[Page and application data records]

•••••

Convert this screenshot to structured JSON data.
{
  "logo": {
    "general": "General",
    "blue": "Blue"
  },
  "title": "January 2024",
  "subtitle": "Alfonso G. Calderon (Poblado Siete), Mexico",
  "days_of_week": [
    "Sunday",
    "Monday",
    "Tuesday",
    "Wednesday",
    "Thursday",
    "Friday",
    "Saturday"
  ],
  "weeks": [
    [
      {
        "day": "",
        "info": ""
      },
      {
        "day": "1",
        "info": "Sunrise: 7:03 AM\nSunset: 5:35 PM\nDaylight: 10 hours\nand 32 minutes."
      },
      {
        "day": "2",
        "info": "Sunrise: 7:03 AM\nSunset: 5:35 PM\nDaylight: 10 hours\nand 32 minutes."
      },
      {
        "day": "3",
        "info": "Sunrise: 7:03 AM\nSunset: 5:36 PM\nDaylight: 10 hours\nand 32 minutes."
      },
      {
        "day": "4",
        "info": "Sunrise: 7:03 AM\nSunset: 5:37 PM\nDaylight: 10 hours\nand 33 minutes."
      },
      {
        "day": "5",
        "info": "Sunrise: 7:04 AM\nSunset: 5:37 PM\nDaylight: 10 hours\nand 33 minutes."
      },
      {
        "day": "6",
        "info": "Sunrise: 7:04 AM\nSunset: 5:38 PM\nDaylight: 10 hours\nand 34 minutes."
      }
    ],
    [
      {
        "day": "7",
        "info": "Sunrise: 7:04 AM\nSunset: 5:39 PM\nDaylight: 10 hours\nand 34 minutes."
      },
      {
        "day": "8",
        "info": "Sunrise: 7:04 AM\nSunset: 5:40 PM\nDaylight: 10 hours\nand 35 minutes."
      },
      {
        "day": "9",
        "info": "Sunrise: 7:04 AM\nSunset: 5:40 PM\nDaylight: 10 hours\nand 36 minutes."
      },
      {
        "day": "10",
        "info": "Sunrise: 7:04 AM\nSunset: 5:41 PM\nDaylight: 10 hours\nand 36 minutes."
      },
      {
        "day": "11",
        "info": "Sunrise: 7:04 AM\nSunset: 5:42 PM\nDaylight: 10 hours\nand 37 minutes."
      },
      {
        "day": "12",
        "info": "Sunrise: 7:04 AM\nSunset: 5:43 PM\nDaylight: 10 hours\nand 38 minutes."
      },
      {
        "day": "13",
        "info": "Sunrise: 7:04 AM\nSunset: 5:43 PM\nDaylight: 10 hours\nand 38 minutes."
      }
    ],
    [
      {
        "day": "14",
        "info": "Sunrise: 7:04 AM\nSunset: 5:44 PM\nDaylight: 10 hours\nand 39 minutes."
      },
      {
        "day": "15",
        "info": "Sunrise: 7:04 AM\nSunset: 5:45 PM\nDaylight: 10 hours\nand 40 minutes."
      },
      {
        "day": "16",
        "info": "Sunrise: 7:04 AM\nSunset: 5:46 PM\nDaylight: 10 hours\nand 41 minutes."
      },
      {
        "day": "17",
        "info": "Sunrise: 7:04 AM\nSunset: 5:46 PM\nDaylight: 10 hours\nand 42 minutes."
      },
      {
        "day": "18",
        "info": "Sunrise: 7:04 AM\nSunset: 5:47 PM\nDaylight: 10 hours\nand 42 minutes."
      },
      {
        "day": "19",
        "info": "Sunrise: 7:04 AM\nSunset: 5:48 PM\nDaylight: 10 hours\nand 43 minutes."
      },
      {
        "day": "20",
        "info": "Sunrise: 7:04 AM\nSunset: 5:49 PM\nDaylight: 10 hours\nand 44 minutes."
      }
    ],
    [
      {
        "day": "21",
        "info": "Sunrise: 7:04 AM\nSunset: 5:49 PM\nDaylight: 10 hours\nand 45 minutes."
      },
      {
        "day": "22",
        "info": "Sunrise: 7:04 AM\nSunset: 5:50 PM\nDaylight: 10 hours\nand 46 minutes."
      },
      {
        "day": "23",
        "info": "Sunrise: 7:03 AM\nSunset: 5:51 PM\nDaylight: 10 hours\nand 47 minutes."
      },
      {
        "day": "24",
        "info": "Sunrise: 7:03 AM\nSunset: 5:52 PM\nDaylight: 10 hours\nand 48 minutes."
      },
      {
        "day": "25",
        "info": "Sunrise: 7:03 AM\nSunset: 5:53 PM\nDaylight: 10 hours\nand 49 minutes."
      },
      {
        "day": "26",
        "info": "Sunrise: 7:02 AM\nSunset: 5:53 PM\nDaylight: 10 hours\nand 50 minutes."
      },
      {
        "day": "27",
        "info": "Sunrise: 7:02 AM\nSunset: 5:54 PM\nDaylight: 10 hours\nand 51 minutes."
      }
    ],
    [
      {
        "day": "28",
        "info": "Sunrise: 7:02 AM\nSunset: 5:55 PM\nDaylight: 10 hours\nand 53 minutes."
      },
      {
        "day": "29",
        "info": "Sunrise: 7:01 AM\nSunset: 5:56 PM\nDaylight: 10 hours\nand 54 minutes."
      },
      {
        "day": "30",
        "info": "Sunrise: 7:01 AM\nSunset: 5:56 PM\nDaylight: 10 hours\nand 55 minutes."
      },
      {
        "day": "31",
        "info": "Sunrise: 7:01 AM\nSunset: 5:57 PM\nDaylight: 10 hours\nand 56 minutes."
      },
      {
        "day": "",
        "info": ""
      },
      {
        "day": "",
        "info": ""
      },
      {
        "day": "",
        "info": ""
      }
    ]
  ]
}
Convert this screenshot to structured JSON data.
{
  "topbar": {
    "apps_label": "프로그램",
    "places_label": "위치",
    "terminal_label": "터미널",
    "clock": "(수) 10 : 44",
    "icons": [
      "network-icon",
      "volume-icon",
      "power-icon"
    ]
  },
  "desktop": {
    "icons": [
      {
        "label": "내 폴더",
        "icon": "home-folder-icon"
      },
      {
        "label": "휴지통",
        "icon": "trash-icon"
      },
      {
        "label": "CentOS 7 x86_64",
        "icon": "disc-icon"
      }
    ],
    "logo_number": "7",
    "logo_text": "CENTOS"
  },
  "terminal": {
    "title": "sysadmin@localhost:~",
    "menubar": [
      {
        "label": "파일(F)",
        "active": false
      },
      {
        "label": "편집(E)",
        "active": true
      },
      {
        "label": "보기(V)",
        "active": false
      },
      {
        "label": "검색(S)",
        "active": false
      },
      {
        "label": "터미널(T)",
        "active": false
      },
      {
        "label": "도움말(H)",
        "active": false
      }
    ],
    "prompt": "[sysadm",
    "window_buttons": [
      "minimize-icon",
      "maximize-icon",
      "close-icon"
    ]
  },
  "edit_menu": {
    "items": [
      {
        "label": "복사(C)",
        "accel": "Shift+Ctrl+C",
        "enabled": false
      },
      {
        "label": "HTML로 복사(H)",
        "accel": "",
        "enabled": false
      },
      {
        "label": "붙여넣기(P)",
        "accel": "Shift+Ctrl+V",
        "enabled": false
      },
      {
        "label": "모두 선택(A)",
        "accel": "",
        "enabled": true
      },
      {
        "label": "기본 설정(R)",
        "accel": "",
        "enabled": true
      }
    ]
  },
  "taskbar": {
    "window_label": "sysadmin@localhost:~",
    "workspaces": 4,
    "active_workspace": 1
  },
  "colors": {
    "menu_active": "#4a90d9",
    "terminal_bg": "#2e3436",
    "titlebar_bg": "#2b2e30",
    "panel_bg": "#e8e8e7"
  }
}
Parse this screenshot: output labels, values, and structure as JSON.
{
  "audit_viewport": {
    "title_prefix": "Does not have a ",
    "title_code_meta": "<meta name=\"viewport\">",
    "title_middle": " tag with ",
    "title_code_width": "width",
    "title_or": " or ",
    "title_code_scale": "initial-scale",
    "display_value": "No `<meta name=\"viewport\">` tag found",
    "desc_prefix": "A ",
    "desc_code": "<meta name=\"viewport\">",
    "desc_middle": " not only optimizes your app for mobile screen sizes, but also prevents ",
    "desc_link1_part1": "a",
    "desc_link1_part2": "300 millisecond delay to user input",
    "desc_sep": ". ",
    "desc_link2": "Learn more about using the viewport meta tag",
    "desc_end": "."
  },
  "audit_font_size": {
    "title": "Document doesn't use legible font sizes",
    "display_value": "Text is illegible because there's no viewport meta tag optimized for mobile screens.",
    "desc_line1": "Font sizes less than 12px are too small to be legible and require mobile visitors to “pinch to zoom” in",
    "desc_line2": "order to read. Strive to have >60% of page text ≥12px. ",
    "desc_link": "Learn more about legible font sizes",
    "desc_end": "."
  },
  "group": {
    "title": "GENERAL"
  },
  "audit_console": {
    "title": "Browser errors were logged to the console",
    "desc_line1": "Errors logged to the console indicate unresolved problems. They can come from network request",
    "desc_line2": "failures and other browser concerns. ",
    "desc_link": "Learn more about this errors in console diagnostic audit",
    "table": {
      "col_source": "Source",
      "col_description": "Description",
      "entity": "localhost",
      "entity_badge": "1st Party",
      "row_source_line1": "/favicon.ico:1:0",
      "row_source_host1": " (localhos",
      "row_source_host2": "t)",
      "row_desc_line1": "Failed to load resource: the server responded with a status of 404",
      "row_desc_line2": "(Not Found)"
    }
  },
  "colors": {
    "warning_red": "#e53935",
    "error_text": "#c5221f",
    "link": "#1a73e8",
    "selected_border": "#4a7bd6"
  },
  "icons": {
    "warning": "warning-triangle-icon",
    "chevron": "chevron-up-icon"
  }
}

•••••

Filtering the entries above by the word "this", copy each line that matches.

SOLVED PROBLEM:
Convert this screenshot to structured JSON data.
Convert this screenshot to structured JSON data.
Parse this screenshot: output labels, values, and structure as JSON.
    "desc_link": "Learn more about this errors in console diagnostic audit",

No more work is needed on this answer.